**Required work**
Copy out all lines from the material that contain the string "Fuel".

━━━

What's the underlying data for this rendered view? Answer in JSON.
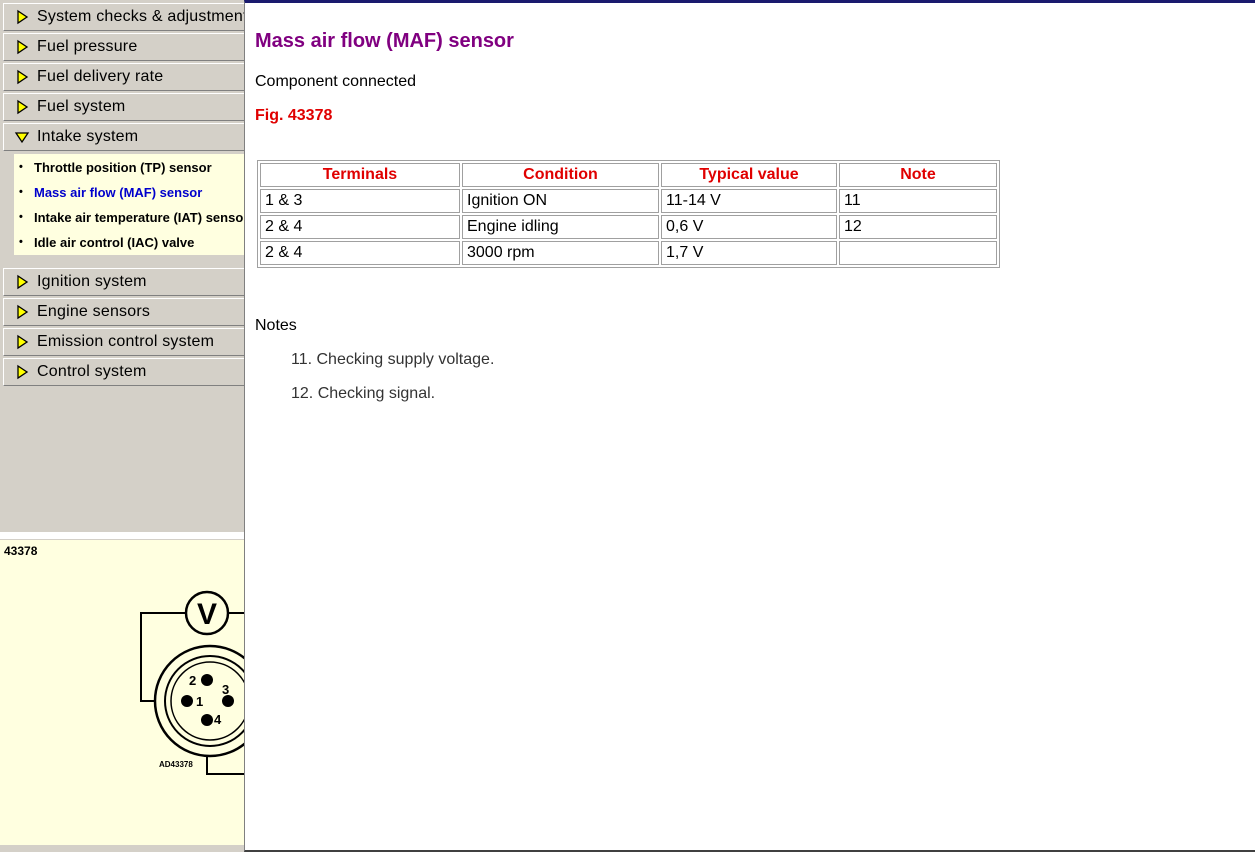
{
  "sidebar": {
    "items": [
      {
        "label": "System checks & adjustments"
      },
      {
        "label": "Fuel pressure"
      },
      {
        "label": "Fuel delivery rate"
      },
      {
        "label": "Fuel system"
      },
      {
        "label": "Intake system",
        "expanded": true
      },
      {
        "label": "Ignition system"
      },
      {
        "label": "Engine sensors"
      },
      {
        "label": "Emission control system"
      },
      {
        "label": "Control system"
      }
    ],
    "sub_items": [
      {
        "label": "Throttle position (TP) sensor"
      },
      {
        "label": "Mass air flow (MAF) sensor",
        "active": true
      },
      {
        "label": "Intake air temperature (IAT) sensor"
      },
      {
        "label": "Idle air control (IAC) valve"
      }
    ],
    "arrow_icon": "yellow-diamond-arrow-icon",
    "active_color": "#0000cc"
  },
  "figure": {
    "id": "43378",
    "meter_label": "V",
    "pins": [
      "1",
      "2",
      "3",
      "4"
    ],
    "code": "AD43378"
  },
  "content": {
    "title": "Mass air flow (MAF) sensor",
    "status": "Component connected",
    "fig_ref": "Fig. 43378",
    "table": {
      "headers": [
        "Terminals",
        "Condition",
        "Typical value",
        "Note"
      ],
      "rows": [
        [
          "1 & 3",
          "Ignition ON",
          "11-14 V",
          "11"
        ],
        [
          "2 & 4",
          "Engine idling",
          "0,6 V",
          "12"
        ],
        [
          "2 & 4",
          "3000 rpm",
          "1,7 V",
          ""
        ]
      ]
    },
    "notes_heading": "Notes",
    "notes": [
      "11. Checking supply voltage.",
      "12. Checking signal."
    ]
  },
  "colors": {
    "title": "#800080",
    "accent_red": "#e00000",
    "panel_gray": "#d4d0c8",
    "panel_yellow": "#ffffe0"
  }
}
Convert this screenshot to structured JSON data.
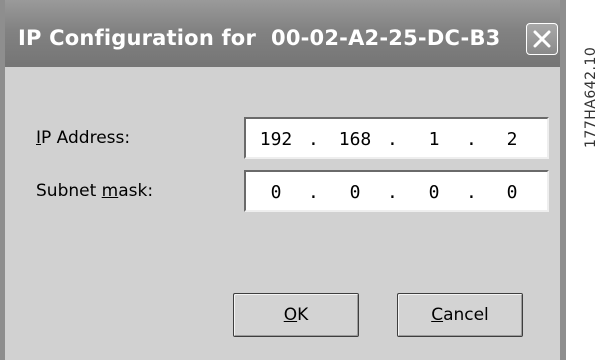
{
  "dialog": {
    "title": "IP Configuration for  00-02-A2-25-DC-B3",
    "close_icon": "close-icon"
  },
  "fields": {
    "ip_address": {
      "label_pre": "",
      "label_accel": "I",
      "label_post": "P Address:",
      "octets": [
        "192",
        "168",
        "1",
        "2"
      ]
    },
    "subnet_mask": {
      "label_pre": "Subnet ",
      "label_accel": "m",
      "label_post": "ask:",
      "octets": [
        "0",
        "0",
        "0",
        "0"
      ]
    },
    "separator": "."
  },
  "buttons": {
    "ok": {
      "accel": "O",
      "rest": "K"
    },
    "cancel": {
      "accel": "C",
      "rest": "ancel"
    }
  },
  "figure_code": "177HA642.10",
  "colors": {
    "titlebar": "#828282",
    "dialog_bg": "#d1d1d1",
    "field_bg": "#ffffff"
  }
}
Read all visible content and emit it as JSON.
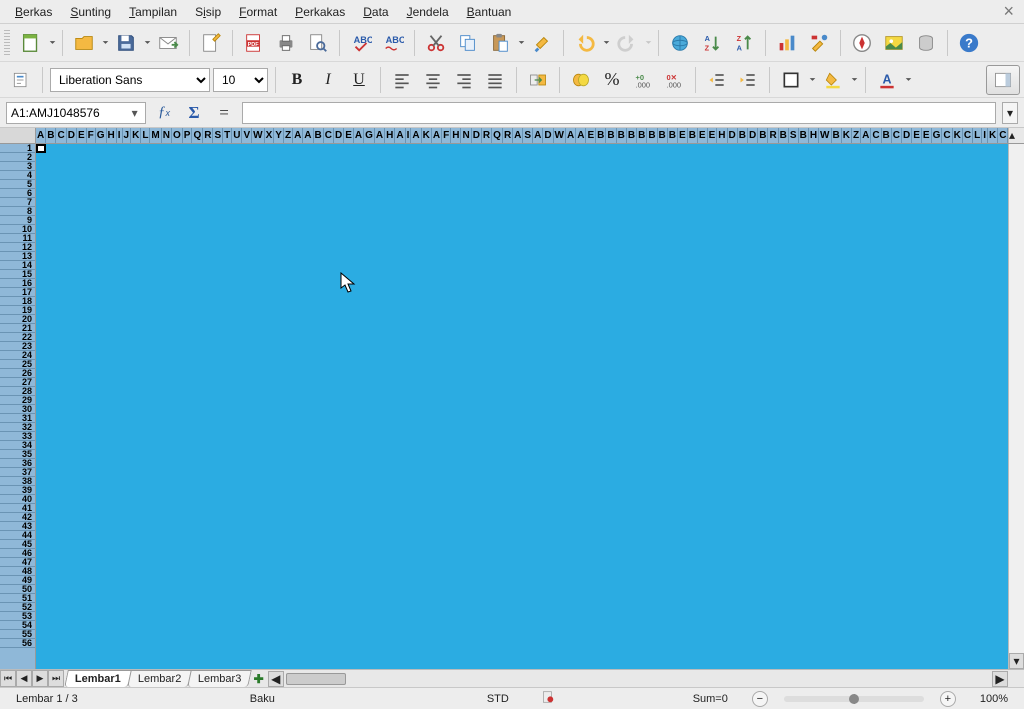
{
  "menu": {
    "items": [
      "Berkas",
      "Sunting",
      "Tampilan",
      "Sisip",
      "Format",
      "Perkakas",
      "Data",
      "Jendela",
      "Bantuan"
    ]
  },
  "format": {
    "font": "Liberation Sans",
    "size": "10"
  },
  "formula": {
    "namebox": "A1:AMJ1048576",
    "input": ""
  },
  "tabs": {
    "items": [
      "Lembar1",
      "Lembar2",
      "Lembar3"
    ],
    "active": 0
  },
  "status": {
    "sheet": "Lembar 1 / 3",
    "style": "Baku",
    "mode": "STD",
    "sum": "Sum=0",
    "zoom": "100%"
  },
  "colheaders": "ABCDEFGHIJKLMNOPQRSTUVWXYZAABCDEAGAHAIAKAFHNDRQRASADWAAEBBBBBBBBEBEEHDBDBRBSBHWBKZACBCDEEGCKCLIKCMNOPQRSTCWWKYDADBDBD",
  "rowcount": 56
}
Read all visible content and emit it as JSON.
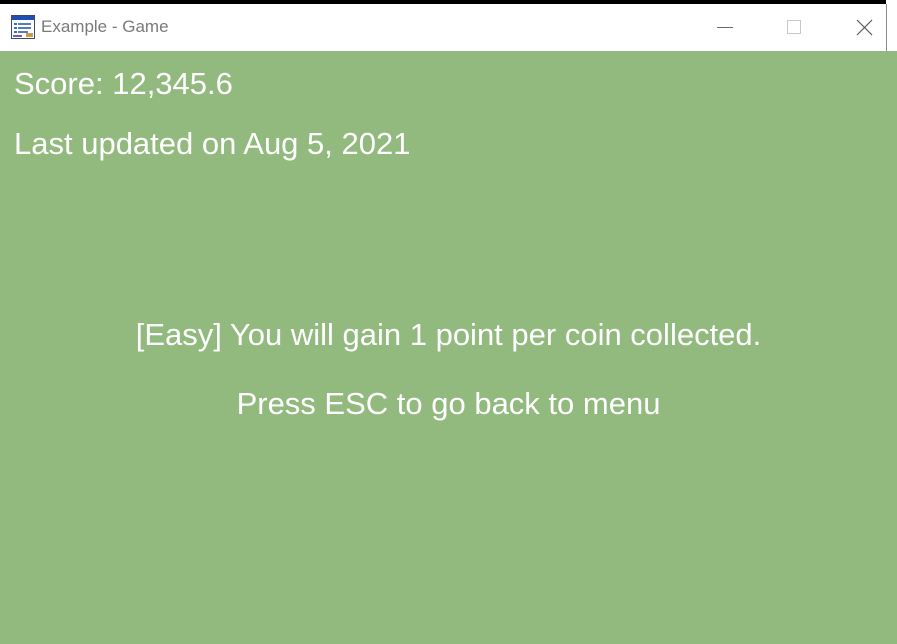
{
  "window": {
    "title": "Example - Game",
    "app_icon": "window-app-icon",
    "controls": {
      "minimize_icon": "minimize-icon",
      "maximize_icon": "maximize-icon",
      "close_icon": "close-icon"
    }
  },
  "game": {
    "background_color": "#92b97e",
    "text_color": "#ffffff",
    "score_text": "Score: 12,345.6",
    "updated_text": "Last updated on Aug 5, 2021",
    "difficulty_message": "[Easy] You will gain 1 point per coin collected.",
    "esc_message": "Press ESC to go back to menu"
  }
}
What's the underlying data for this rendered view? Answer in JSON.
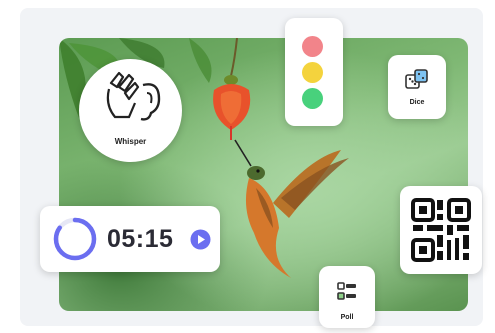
{
  "widgets": {
    "whisper": {
      "label": "Whisper",
      "icon": "whisper-ear-icon"
    },
    "traffic_light": {
      "icon": "traffic-light-icon",
      "colors": [
        "#f2848a",
        "#f4d33d",
        "#48d17c"
      ]
    },
    "dice": {
      "label": "Dice",
      "icon": "dice-icon"
    },
    "qr": {
      "icon": "qr-code-icon"
    },
    "poll": {
      "label": "Poll",
      "icon": "poll-icon"
    },
    "timer": {
      "time": "05:15",
      "progress": 0.85,
      "accent": "#6b6ef0",
      "icon": "play-icon"
    }
  },
  "background": {
    "subject": "hummingbird-image"
  }
}
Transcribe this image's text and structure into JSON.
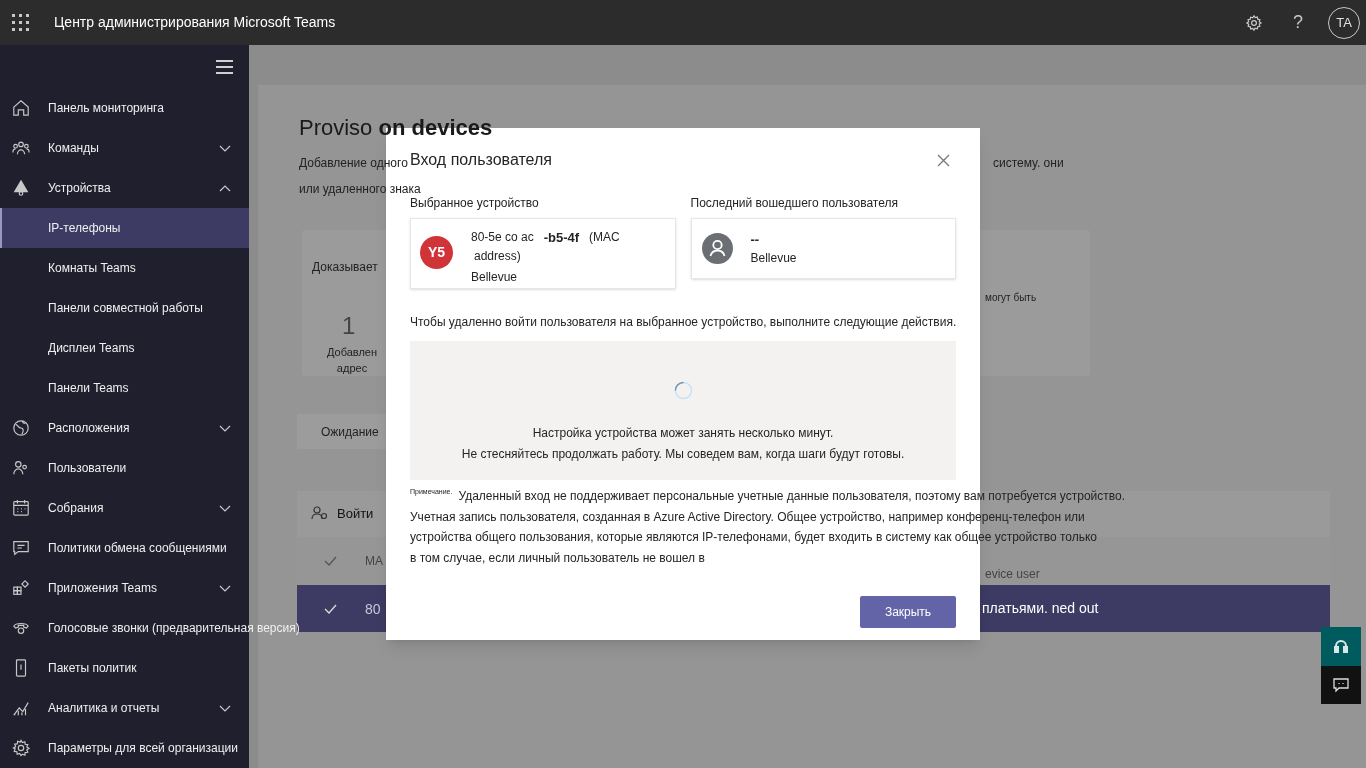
{
  "header": {
    "title": "Центр администрирования Microsoft Teams",
    "user_initials": "TA",
    "help": "?"
  },
  "sidebar": {
    "items": [
      {
        "label": "Панель мониторинга",
        "selected": false
      },
      {
        "label": "Команды",
        "selected": false,
        "expanded": false
      },
      {
        "label": "Устройства",
        "selected": false,
        "expanded": true,
        "children": [
          {
            "label": "IP-телефоны",
            "selected": true
          },
          {
            "label": "Комнаты Teams",
            "selected": false
          },
          {
            "label": "Панели совместной работы",
            "selected": false
          },
          {
            "label": "Дисплеи Teams",
            "selected": false
          },
          {
            "label": "Панели Teams",
            "selected": false
          }
        ]
      },
      {
        "label": "Расположения",
        "selected": false,
        "expanded": false
      },
      {
        "label": "Пользователи",
        "selected": false
      },
      {
        "label": "Собрания",
        "selected": false,
        "expanded": false
      },
      {
        "label": "Политики обмена сообщениями",
        "selected": false
      },
      {
        "label": "Приложения Teams",
        "selected": false,
        "expanded": false
      },
      {
        "label": "Голосовые звонки (предварительная версия)",
        "selected": false
      },
      {
        "label": "Пакеты политик",
        "selected": false
      },
      {
        "label": "Аналитика и отчеты",
        "selected": false,
        "expanded": false
      },
      {
        "label": "Параметры для всей организации",
        "selected": false
      }
    ]
  },
  "page": {
    "title": "Proviso **on devices**",
    "description": [
      "Добавление одного",
      "или удаленного знака"
    ],
    "description_right": "систему. они",
    "card": {
      "label": "Доказывает",
      "count": "1",
      "caption": [
        "Добавлен",
        "адрес"
      ],
      "right_text": "могут быть"
    },
    "tab": "Ожидание",
    "action": "Войти",
    "table": {
      "columns": [
        "MA",
        "evice user"
      ],
      "rows": [
        {
          "selected": true,
          "cells": [
            "80",
            "платьями. ned out"
          ]
        }
      ]
    }
  },
  "dialog": {
    "title": "Вход пользователя",
    "device": {
      "label": "Выбранное устройство",
      "initials": "Y5",
      "name": "80-5e co ac",
      "name_bold": "-b5-4f",
      "name_suffix": "(MAC",
      "name_line2": "address)",
      "location": "Bellevue"
    },
    "last_user": {
      "label": "Последний вошедшего пользователя",
      "name": "--",
      "location": "Bellevue"
    },
    "instruction": "Чтобы удаленно войти пользователя на выбранное устройство, выполните следующие действия.",
    "progress": [
      "Настройка устройства может занять несколько минут.",
      "Не стесняйтесь продолжать работу. Мы соведем вам, когда шаги будут готовы."
    ],
    "note": {
      "label": "Примечание.",
      "lines": [
        "Удаленный вход не поддерживает персональные учетные данные пользователя, поэтому вам потребуется устройство.",
        "Учетная запись пользователя, созданная в Azure Active Directory. Общее устройство, например конференц-телефон или",
        "устройства общего пользования, которые являются IP-телефонами, будет входить в систему как общее устройство только",
        "в том случае, если личный пользователь не вошел в"
      ]
    },
    "button": "Закрыть"
  }
}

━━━

**Solution to the problem**
        "label": "Fuel pressure"
        "label": "Fuel delivery rate"
        "label": "Fuel system"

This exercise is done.